* Dempsey the Destroyer -- Speaking of Clint Dempsey, the Texan played like a man possessed in Fulham's 1-1 draw with West Ham. Maybe that's not exactly true. Dempsey was the fulcrum for Fulham, with seemingly all the team's attack going through him.

More specifically, he took it upon himself to drive the game ... and paid the price for it. Dempsey took an absolute beating, including multiple elbows to the face, as he laid his body on the line. At the rate of incident Dempsey's playing, he might not be able to last the whole season. But who am I to tell Dempsey not to play with his fearless style? Hell, he almost scored on an overhead, somersault kick.

His goal was fortunate, as he latched onto a ball over the top and used his left foot on the half-volley to beat his personal whipping boy -- Robert Green. Yet it was the goal of an assured player at the peak of his professional powers.

The most encouraging thing about Dempsey's game was that in the wake of Fulham's injuries, he's taken the onus upon himself to become the Cottagers' alpha dog offensively. Would this make him the first American in England to become his team's primary offensive weapon? Would you have to go back to South African-born Roy Wegerle in the late 1980s?

Hope Bob Bradley can find a way to apply this to the USMNT the next couple weeks and years.

Dutch dominator -- If anyone gave Dempsey a run for his money in terms of "high incident" play this weekend, it's Tottenham's Rafael van der Vaart, who's shaping up as the bargain of the decade.

Two goals from the Dutchman brought Spurs back from a 1-0 halftime deficit from Aston Villa, which continues to ride the Emile Heskey train.

Van der Vaart is certainly making up for lost time, during his two forgettable seasons with Real Madrid. He might be 27, but he's got a lot less miles on his tread than others his age, due to his inactivity at the Bernabeau.

Not that Spurs were on the level of Inter Milan or Bayern Munich, but the Italians and German rode Real Madrid Dutch castoffs Wesley Sneijder and Arjen Robben to the Champions League final (plus Serie A/Bundesliga titles.)

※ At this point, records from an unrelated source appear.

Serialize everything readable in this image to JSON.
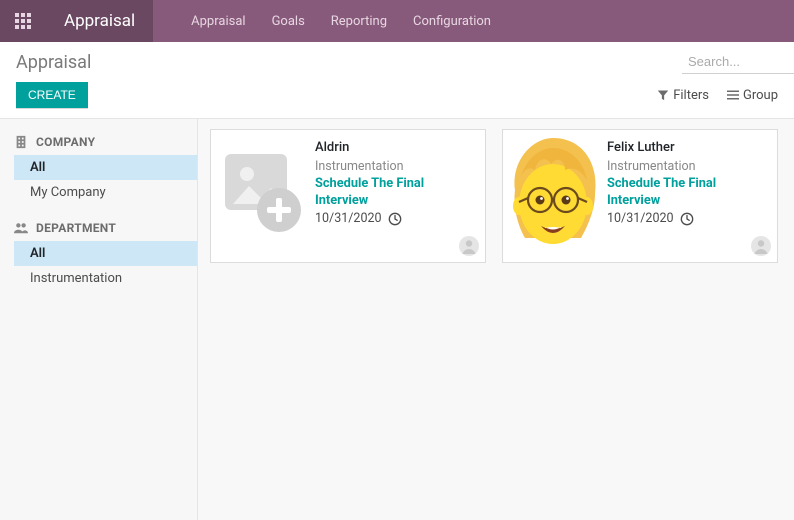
{
  "navbar": {
    "app_title": "Appraisal",
    "items": [
      "Appraisal",
      "Goals",
      "Reporting",
      "Configuration"
    ]
  },
  "control_panel": {
    "breadcrumb": "Appraisal",
    "search_placeholder": "Search...",
    "create_label": "CREATE",
    "filters_label": "Filters",
    "group_label": "Group"
  },
  "sidebar": {
    "groups": [
      {
        "header": "COMPANY",
        "items": [
          {
            "label": "All",
            "selected": true
          },
          {
            "label": "My Company",
            "selected": false
          }
        ]
      },
      {
        "header": "DEPARTMENT",
        "items": [
          {
            "label": "All",
            "selected": true
          },
          {
            "label": "Instrumentation",
            "selected": false
          }
        ]
      }
    ]
  },
  "cards": [
    {
      "name": "Aldrin",
      "department": "Instrumentation",
      "action": "Schedule The Final Interview",
      "date": "10/31/2020",
      "image_kind": "placeholder"
    },
    {
      "name": "Felix Luther",
      "department": "Instrumentation",
      "action": "Schedule The Final Interview",
      "date": "10/31/2020",
      "image_kind": "felix"
    }
  ]
}
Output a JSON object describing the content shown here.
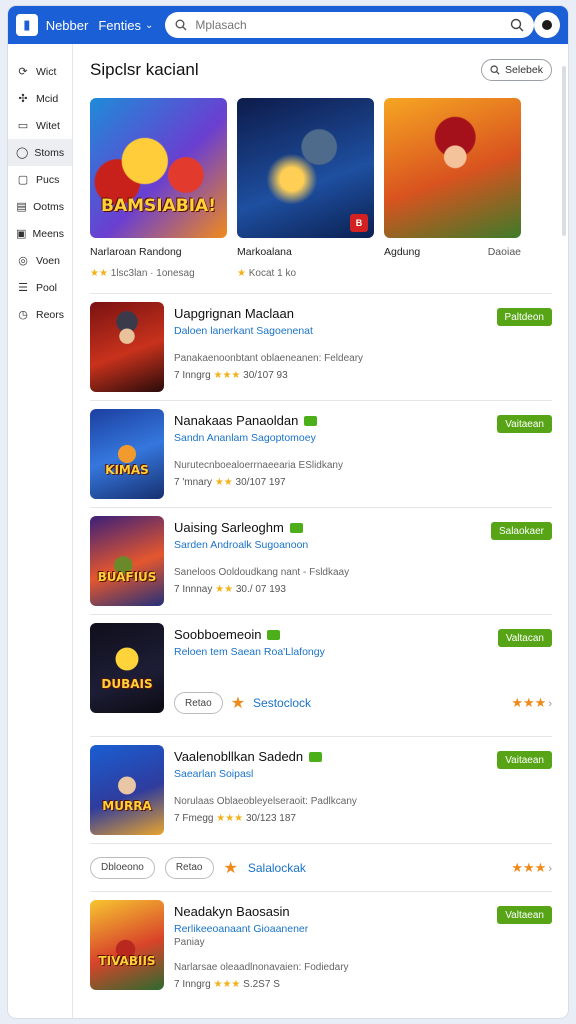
{
  "header": {
    "brand": "Nebber",
    "tab_label": "Fenties",
    "search_placeholder": "Mplasach"
  },
  "sidebar": {
    "items": [
      {
        "label": "Wict",
        "icon": "circle-arrow-icon"
      },
      {
        "label": "Mcid",
        "icon": "puzzle-icon"
      },
      {
        "label": "Witet",
        "icon": "monitor-icon"
      },
      {
        "label": "Stoms",
        "icon": "chat-icon",
        "active": true
      },
      {
        "label": "Pucs",
        "icon": "calendar-icon"
      },
      {
        "label": "Ootms",
        "icon": "document-icon"
      },
      {
        "label": "Meens",
        "icon": "screen-icon"
      },
      {
        "label": "Voen",
        "icon": "globe-icon"
      },
      {
        "label": "Pool",
        "icon": "list-icon"
      },
      {
        "label": "Reors",
        "icon": "clock-icon"
      }
    ]
  },
  "section": {
    "title": "Sipclsr kacianl",
    "select_label": "Selebek"
  },
  "featured": [
    {
      "art_text": "BAMSIABIA!",
      "title": "Narlaroan Randong",
      "sub": "",
      "rating_text": "1lsc3lan · 1onesag",
      "stars": "★★",
      "art": "art1"
    },
    {
      "art_text": "",
      "title": "Markoalana",
      "sub": "",
      "rating_text": "Kocat 1 ko",
      "stars": "★",
      "art": "art2"
    },
    {
      "art_text": "",
      "title": "Agdung",
      "sub": "Daoiae",
      "rating_text": "",
      "stars": "",
      "art": "art3"
    }
  ],
  "list": [
    {
      "title": "Uapgrignan Maclaan",
      "sub": "Daloen lanerkant Sagoenenat",
      "desc": "Panakaenoonbtant oblaeneanen: Feldeary",
      "meta_left": "7 Inngrg",
      "stars": "★★★",
      "meta_right": "30/107 93",
      "button": "Paltdeon",
      "badge": false,
      "art": "art4",
      "art_text": ""
    },
    {
      "title": "Nanakaas Panaoldan",
      "sub": "Sandn Ananlam Sagoptomoey",
      "desc": "Nurutecnboealoerrnaeearia ESlidkany",
      "meta_left": "7 'mnary",
      "stars": "★★",
      "meta_right": "30/107 197",
      "button": "Vaitaean",
      "badge": true,
      "art": "art5",
      "art_text": "KIMAS"
    },
    {
      "title": "Uaising Sarleoghm",
      "sub": "Sarden Androalk Sugoanoon",
      "desc": "Saneloos Ooldoudkang nant - Fsldkaay",
      "meta_left": "7 Innnay",
      "stars": "★★",
      "meta_right": "30./ 07 193",
      "button": "Salaokaer",
      "badge": true,
      "art": "art6",
      "art_text": "BUAFIUS"
    },
    {
      "title": "Soobboemeoin",
      "sub": "Reloen tem Saean Roa'Llafongy",
      "desc": "",
      "meta_left": "",
      "stars": "",
      "meta_right": "",
      "button": "Valtacan",
      "badge": true,
      "art": "art7",
      "art_text": "DUBAIS",
      "actions": {
        "pill": "Retao",
        "link": "Sestoclock",
        "stars": "★★★"
      }
    },
    {
      "title": "Vaalenobllkan Sadedn",
      "sub": "Saearlan Soipasl",
      "desc": "Norulaas Oblaeobleyelseraoit: Padlkcany",
      "meta_left": "7 Fmegg",
      "stars": "★★★",
      "meta_right": "30/123 187",
      "button": "Vaitaean",
      "badge": true,
      "art": "art8",
      "art_text": "MURRA"
    }
  ],
  "action_bar": {
    "pill1": "Dbloeono",
    "pill2": "Retao",
    "link": "Salalockak",
    "stars": "★★★"
  },
  "last": {
    "title": "Neadakyn Baosasin",
    "sub": "Rerlikeeoanaant Gioaanener",
    "sub2": "Paniay",
    "desc": "Narlarsae oleaadlnonavaien: Fodiedary",
    "meta_left": "7 Inngrg",
    "stars": "★★★",
    "meta_right": "S.2S7 S",
    "button": "Valtaean",
    "art": "art9",
    "art_text": "TIVABIIS"
  }
}
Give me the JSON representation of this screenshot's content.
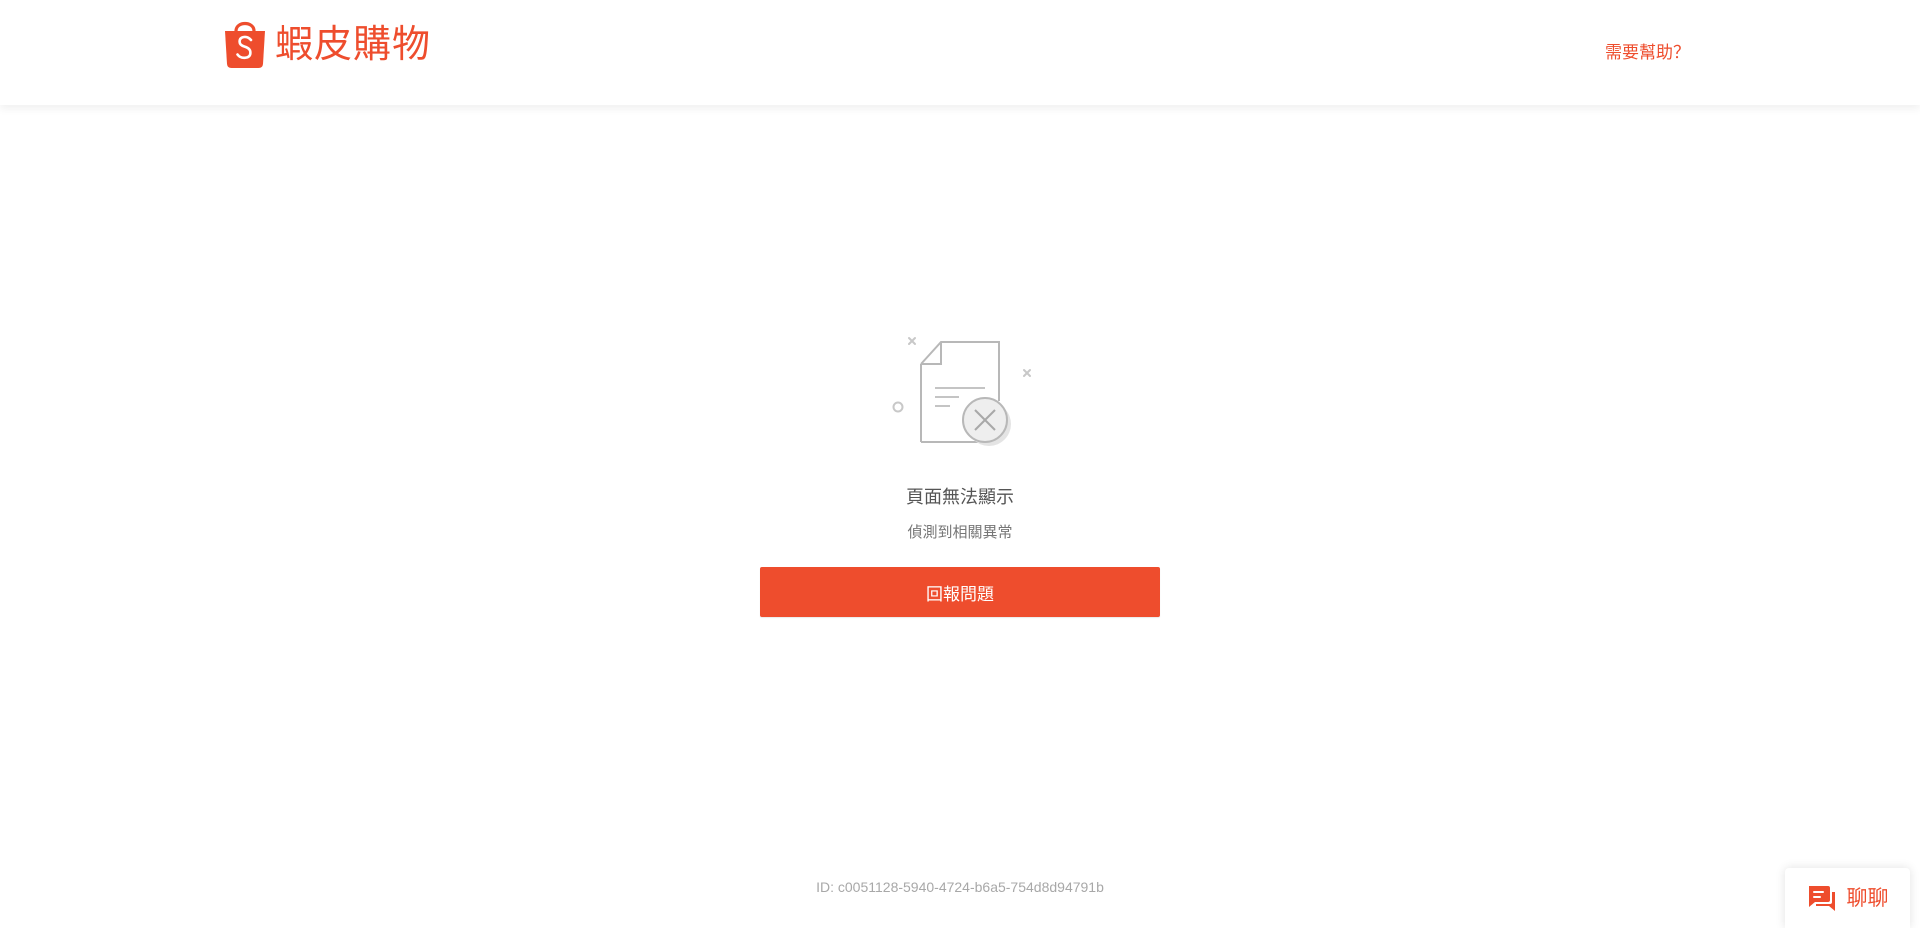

In short, Spurs needed a true alpha dog if they wanted to fight wars in the Champions League and Prem. Van der Vaart has assumed that mantle almost as soon as he set foot in White Hart Lane.

And hey, on the plus side, he hasn't broken anyone's leg yet.

Spurs fans should hold their breath, though. As we know these tricky Dutch Masters have brittle bones.

Liverpool ... what more can you say?: Disasters on the field. Disasters in the boardroom. Brewing discontent in the stands about ready to boil over.

As Ron Burgundy would say, "This is grim. Reeaal grim."

A loss at Anfield to Blackpool (which I didn't see it)?

Three points would have solved a lot. Now fans -- still hung up on Rafa -- want to run Roy Hodgson out on a rail, right alongside Hicks and Gillett.

Just guessing, but the International break is only going to make this crisis worse, as the Reds sit on six point in 18th place. Everton vs. the Pool on Oct. 17 at Goodison Park will feel like Armageddon.

And it goes without saying, Ian Holloway for O.B.E. Three wins in seven matches already for Blackpool. Who knew?

Around the League:

Missed the Manchester City/Newcastle match. Most reports say City got a fortunate penalty call, but Roberto Mancini has his team in second place. ... Fulham now have six draws in seven matches. Effective. ... Eddie Johnson started and was active, though any time he forayed into the penalty area bad things happened. ... Stoke City were bottom dwellers two weeks ago, but are now up to seventh. Mathew Etherington might be the Prem's most underrated player. ... Everton won a game, beating Birmingham at St. Andrews, sending El Brum to their first loss at home in over a year. Everton even scored a goal itself, through Tim Cahill after a Roger Johnson own-goal had given the Toffees a lead.